* Aim of the exercise
Which lines of the entries below include "price"? List them all.

Records contained in a dataset:
*** Begin section ***

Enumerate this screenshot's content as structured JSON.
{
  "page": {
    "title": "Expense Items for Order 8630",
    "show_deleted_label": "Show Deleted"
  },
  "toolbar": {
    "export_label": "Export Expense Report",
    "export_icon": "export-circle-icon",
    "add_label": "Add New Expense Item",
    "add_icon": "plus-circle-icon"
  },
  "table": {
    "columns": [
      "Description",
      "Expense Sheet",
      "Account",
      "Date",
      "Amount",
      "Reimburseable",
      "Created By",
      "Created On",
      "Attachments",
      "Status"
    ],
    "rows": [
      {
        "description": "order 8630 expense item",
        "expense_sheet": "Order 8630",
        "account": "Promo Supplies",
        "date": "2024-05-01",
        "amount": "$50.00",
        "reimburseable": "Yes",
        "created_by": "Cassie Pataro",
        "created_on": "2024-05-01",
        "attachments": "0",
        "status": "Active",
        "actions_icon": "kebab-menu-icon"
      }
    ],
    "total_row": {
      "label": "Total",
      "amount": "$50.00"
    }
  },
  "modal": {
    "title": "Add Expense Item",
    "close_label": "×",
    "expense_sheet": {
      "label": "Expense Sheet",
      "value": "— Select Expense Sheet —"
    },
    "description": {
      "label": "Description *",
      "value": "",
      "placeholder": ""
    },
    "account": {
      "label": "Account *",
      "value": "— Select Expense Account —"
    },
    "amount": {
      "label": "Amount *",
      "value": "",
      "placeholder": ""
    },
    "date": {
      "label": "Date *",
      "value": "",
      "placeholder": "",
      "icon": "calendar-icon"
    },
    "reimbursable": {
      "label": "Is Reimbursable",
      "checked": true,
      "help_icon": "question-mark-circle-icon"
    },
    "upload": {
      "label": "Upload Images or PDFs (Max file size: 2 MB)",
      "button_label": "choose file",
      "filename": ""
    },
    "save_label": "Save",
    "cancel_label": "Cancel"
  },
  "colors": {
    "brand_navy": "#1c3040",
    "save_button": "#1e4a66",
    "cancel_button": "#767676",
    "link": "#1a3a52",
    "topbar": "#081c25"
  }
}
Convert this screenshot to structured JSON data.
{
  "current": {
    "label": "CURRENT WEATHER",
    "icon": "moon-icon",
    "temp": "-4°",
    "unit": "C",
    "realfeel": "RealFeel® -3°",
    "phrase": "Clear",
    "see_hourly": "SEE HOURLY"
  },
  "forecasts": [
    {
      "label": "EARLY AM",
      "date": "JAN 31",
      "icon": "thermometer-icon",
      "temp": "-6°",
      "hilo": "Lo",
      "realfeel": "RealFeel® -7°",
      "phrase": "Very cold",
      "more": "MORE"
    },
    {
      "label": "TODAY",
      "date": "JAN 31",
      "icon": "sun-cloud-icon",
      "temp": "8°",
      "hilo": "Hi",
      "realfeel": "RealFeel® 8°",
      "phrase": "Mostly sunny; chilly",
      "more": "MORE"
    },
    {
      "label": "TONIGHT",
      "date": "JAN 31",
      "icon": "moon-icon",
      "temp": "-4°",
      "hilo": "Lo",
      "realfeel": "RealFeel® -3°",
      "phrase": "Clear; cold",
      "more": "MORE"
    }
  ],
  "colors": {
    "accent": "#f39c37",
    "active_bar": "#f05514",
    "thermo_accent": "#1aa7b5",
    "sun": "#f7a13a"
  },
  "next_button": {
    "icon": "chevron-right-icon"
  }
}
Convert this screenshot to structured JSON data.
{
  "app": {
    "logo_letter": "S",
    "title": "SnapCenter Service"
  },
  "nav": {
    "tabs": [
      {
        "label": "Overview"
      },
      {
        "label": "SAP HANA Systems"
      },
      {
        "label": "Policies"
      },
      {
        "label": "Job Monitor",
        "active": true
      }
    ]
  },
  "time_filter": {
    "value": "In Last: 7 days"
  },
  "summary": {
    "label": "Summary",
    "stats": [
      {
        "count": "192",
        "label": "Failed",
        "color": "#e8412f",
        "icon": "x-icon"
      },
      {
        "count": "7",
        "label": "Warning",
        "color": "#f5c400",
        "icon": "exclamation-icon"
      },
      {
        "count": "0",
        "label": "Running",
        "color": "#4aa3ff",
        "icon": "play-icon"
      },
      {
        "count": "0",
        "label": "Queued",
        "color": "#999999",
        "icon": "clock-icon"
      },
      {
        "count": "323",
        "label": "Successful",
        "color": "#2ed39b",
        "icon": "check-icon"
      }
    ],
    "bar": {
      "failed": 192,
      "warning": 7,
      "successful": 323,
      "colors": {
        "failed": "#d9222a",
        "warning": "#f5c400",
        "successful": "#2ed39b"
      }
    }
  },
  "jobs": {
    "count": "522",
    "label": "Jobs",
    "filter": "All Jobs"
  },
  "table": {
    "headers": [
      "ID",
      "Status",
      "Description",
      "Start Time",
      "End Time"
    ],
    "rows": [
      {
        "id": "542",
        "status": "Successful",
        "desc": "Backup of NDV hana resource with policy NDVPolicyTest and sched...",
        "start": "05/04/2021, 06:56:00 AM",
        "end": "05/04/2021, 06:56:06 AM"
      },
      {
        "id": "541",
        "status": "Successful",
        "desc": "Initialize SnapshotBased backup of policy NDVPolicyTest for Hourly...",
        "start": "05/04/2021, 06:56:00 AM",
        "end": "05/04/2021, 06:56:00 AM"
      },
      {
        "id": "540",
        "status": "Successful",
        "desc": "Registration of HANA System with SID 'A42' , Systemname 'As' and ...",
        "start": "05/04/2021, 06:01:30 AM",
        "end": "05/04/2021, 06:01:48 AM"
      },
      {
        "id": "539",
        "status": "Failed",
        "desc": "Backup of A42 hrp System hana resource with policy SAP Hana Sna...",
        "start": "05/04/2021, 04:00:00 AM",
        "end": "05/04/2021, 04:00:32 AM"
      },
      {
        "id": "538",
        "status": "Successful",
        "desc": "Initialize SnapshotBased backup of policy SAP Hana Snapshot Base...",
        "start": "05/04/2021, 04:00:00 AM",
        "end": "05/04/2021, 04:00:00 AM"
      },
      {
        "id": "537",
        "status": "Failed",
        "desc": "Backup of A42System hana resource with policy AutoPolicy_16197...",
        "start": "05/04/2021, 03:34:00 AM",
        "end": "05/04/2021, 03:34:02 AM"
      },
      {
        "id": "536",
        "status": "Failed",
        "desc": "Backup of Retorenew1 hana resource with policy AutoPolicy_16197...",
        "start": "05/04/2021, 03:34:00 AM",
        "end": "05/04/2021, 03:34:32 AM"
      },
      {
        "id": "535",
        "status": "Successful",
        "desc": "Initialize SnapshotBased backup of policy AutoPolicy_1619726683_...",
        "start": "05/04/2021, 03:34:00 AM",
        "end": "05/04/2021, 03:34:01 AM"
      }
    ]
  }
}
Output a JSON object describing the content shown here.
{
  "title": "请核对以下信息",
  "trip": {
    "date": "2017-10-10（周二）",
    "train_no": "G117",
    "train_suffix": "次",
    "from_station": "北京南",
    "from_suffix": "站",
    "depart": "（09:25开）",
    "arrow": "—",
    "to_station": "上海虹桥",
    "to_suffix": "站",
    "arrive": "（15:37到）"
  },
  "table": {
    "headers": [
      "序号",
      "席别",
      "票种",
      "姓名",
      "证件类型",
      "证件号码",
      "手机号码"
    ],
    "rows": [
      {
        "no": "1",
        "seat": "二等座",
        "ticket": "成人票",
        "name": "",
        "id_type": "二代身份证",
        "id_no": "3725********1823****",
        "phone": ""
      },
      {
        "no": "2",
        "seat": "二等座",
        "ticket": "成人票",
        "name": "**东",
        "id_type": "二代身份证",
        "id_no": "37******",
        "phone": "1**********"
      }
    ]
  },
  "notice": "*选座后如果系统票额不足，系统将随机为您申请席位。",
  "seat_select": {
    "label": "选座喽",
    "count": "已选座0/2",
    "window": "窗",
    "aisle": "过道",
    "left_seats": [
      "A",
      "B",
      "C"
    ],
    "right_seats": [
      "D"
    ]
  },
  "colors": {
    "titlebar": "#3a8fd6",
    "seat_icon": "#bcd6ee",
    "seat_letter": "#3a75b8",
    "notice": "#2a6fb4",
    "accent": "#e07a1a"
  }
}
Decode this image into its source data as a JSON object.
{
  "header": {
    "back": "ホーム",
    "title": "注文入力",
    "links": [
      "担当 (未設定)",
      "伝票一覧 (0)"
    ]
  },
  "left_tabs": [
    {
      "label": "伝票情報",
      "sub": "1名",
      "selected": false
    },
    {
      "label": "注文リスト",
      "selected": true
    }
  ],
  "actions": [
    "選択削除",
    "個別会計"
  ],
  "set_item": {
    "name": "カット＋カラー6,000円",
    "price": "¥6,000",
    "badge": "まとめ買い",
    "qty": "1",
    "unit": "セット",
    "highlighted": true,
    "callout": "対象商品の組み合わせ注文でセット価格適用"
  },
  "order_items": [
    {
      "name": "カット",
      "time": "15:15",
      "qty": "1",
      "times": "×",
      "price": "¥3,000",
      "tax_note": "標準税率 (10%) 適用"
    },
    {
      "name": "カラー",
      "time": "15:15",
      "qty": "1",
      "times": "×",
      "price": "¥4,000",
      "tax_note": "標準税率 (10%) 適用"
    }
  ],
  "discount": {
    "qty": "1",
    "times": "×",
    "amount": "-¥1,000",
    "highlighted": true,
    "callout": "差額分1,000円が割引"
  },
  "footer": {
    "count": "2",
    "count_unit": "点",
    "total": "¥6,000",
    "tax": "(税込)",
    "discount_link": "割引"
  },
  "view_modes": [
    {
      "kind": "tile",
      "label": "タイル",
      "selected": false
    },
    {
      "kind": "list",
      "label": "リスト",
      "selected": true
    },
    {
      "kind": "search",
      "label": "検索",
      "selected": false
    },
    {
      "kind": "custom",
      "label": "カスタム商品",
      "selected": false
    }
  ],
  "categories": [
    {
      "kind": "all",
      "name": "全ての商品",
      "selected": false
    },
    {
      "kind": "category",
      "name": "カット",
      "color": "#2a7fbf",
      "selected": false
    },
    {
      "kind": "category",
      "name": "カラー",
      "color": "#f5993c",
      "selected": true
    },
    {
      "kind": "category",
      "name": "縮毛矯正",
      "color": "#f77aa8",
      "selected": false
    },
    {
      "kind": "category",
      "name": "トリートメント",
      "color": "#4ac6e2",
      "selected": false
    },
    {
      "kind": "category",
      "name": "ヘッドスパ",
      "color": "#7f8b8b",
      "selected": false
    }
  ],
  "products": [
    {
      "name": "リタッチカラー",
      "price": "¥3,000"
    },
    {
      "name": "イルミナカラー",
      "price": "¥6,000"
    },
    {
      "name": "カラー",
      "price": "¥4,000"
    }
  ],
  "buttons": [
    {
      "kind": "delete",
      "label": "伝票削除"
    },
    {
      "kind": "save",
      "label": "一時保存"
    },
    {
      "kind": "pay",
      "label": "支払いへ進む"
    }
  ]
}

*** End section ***

* Answer box
    "price": "¥6,000",
      "price": "¥3,000",
      "price": "¥4,000",
      "price": "¥3,000"
      "price": "¥6,000"
      "price": "¥4,000"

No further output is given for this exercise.